Improving Your Poker Skills

Poker is a card game that is played by a group of people. It is a game that requires a lot of mental discipline and strategic thinking. It also helps to develop self-control and patience. This type of mental training is valuable in many areas of life, from work to personal relationships.

A game of poker begins with each player being dealt a number of cards. These cards are then placed in a pile or on the table depending on the poker variant being played. The first player to act places a bet, called the pot, into the center of the table. Then, each player in turn must either call the bet or raise it. If a player chooses to raise the bet, they must make it equal to the amount raised by the last active player.

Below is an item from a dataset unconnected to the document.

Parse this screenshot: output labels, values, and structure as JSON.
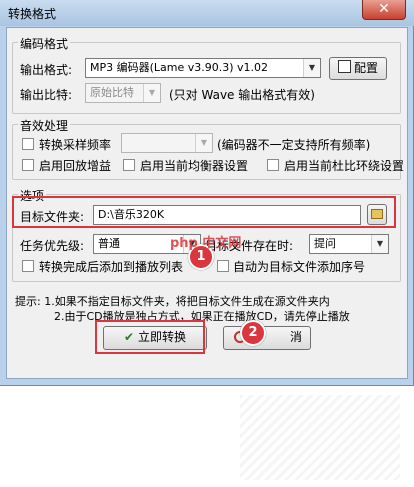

When a player calls a bet, they must also make sure to check their own chips to determine how much they should put in the pot. This is important because you don’t want to be the one who puts in the most money and then loses a big hand, thus making the whole table angry at you.

Another thing that is important when playing poker is to play your strong value hands aggressively. This will force your opponents to overthink their decisions and arrive at the wrong conclusions about your hand’s strength. By doing this, you will be able to maximize the amount of money that you win with your strong value hands.

There are a number of ways to improve your poker skills, including taking courses and reading books. Some players even go as far as to have other players critique their play for a more objective look at their strengths and weaknesses. However, you should always take the time to develop your own unique poker strategy through thorough self-examination and experimentation.

It is also crucial to be able to read body language when playing poker. This is because poker is a social game that involves talking to other players. Oftentimes, people will give away information about their hands through their body language. A skilled player will be able to spot the tells and use them to their advantage.

Lastly, playing poker will teach you how to manage risk. This is an important skill in any endeavor, as it will help you avoid wasting your hard-earned money. The best way to do this is by only betting a small percentage of your total bankroll, and never going over that amount.

If you are serious about becoming a better poker player, then you must commit to learning the game as thoroughly as possible. The more you learn, the more effective your strategies will be. This will not only help you become a better poker player but will also help you to achieve your other goals in life. So don’t hesitate any longer, and start putting in the work today! Whether you are just starting out or are already an accomplished player, these tips will help you to become a pro in no time.